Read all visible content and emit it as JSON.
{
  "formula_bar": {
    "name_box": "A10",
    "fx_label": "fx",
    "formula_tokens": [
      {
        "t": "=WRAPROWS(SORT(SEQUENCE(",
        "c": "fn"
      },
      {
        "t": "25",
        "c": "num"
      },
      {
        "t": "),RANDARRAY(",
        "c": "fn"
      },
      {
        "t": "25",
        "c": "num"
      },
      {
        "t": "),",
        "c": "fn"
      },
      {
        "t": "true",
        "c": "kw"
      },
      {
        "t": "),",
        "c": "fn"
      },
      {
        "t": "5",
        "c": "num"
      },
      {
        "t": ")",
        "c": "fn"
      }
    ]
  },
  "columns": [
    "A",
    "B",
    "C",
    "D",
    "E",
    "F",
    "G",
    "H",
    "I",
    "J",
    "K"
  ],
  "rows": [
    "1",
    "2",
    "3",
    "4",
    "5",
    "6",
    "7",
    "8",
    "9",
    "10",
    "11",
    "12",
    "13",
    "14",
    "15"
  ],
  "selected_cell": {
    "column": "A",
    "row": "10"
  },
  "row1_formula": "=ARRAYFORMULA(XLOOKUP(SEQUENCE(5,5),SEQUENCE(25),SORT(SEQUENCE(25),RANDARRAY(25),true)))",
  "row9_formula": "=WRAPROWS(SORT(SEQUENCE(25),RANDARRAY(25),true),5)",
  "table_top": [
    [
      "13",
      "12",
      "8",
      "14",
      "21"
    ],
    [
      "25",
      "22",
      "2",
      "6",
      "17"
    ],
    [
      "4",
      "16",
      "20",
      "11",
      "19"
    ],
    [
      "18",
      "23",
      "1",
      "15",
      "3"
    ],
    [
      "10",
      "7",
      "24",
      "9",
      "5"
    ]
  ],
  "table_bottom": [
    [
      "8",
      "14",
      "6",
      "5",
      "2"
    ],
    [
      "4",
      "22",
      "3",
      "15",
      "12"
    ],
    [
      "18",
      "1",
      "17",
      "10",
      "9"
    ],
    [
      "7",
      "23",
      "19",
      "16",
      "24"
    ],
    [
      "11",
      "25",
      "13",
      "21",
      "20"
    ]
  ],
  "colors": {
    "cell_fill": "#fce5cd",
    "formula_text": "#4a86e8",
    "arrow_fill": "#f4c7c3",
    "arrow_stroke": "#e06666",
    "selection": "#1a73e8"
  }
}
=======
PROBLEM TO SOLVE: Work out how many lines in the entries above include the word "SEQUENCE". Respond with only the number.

SOLUTION TO THIS EXERCISE: 3